In the terms of ecological significance, a survey declared Andhra Pradesh to be the fifth largest state in India adhering to the factor of ecological importance. Moreover, this state has the longest coastline that stretches over 1000 Kms. The state has two mighty river systems of Krishna and Godavari. The state has wide and different vegetation types enriched by a diversity of flora and fauna. Andhra Pradesh is located strategically in the central region of the Indian sub-continent and thus has representatives of the magnificent Indian plant and animal life. Its varied countryside ranges from the hills of Eastern Ghats and Nallamallas to the shoreline of Bay of Bengal and thus supports speckled ecotypes, which again supports a rich diversity of flora and fauna. The forest in the state can largely be divided into four major biotic provinces.
The ecological effect of the Godavari River in various regions is as follows
Deccan Plateau - 53 %
Eastern Highland - 11 %
Central Plateau - 35 %
East Coastal Plains - 1 %
The vegetation found in the state is largely made of dry deciduous style with a mixture of precious trees like Teak, Dalbergias, Pterocarpus, Terminalias, Anogeissus and so on. The hills of Eastern Ghats add highly to the biological diversity and provide centers of endemism for plants, birds and lower forms of animal life. The varied environment harbors a assortment of fauna, including tiger, panther, sambar, wolf, cheetal, wild dog, chowsingha, black buck, hyena, sloth bear, nilgai, gaur, chinkara and a number of birds and reptiles. The long sea coast offers the inhabiting place for sea turtles, the back water of Pulicat lake are the feeding and breeding grounds for flamingo and grey pelican, the estuaries of river Godavari and Krishna initiates the growth of rich mangrove forests with fishing cat and otters as key stone species.
The Godavari river basin also possesses of some exceptional and endemic plants like Cycas beddomei, Terminalia pallida, Syzygium alternifolium, Pterocarpus santalinus, Shorea talura, Psilotum nudam, Shorea tumburgia and so on. Similarly the double banded or the jerdon's courser, the slender loris, the golden gecko are rare and dying out inhabiting the basin.
Andhra Pradesh has a total network of 22 Sanctuaries and 4 National Parks encompassing an area of 12,579.205 Sq. Kms. or 4.57 % of the geographical area of the entire basin. The states lying in this basin are rich in forests and diverse flora and fauna thus providing ample capacity for promoting eco-tourism. The natural beauty of the state has not been exposed to the visitors till now.
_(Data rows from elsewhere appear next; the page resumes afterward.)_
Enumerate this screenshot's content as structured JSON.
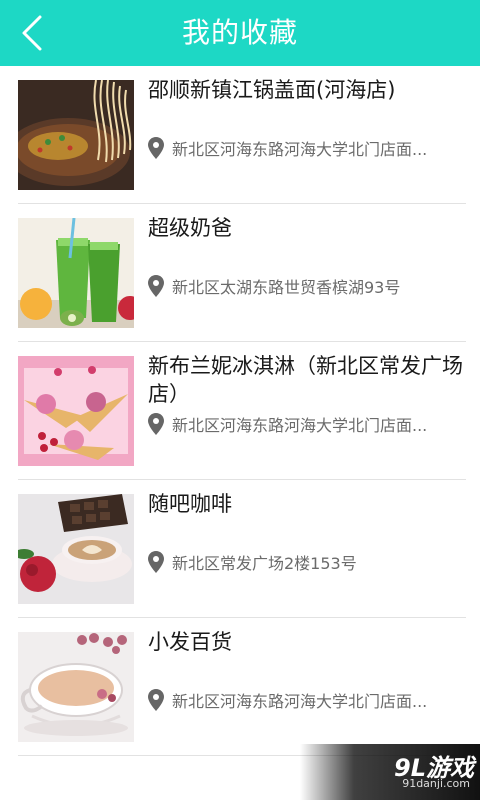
{
  "header": {
    "title": "我的收藏",
    "back_icon": "chevron-left-icon",
    "color": "#1dd8c5"
  },
  "favorites": [
    {
      "name": "邵顺新镇江锅盖面(河海店)",
      "address": "新北区河海东路河海大学北门店面...",
      "image": "noodle-bowl"
    },
    {
      "name": "超级奶爸",
      "address": "新北区太湖东路世贸香槟湖93号",
      "image": "green-juice"
    },
    {
      "name": "新布兰妮冰淇淋（新北区常发广场店）",
      "address": "新北区河海东路河海大学北门店面...",
      "image": "ice-cream-cones"
    },
    {
      "name": "随吧咖啡",
      "address": "新北区常发广场2楼153号",
      "image": "latte-cup"
    },
    {
      "name": "小发百货",
      "address": "新北区河海东路河海大学北门店面...",
      "image": "milk-tea-cup"
    }
  ],
  "location_icon": "map-pin-icon",
  "watermark": {
    "logo": "9L游戏",
    "site": "91danji.com"
  }
}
The government has taken up the plan to open up the Protected Area Network of the State for all the visitors. Each of the Wildlife Sanctuary and National Park of the state has its own significance and has something unique for the visitors.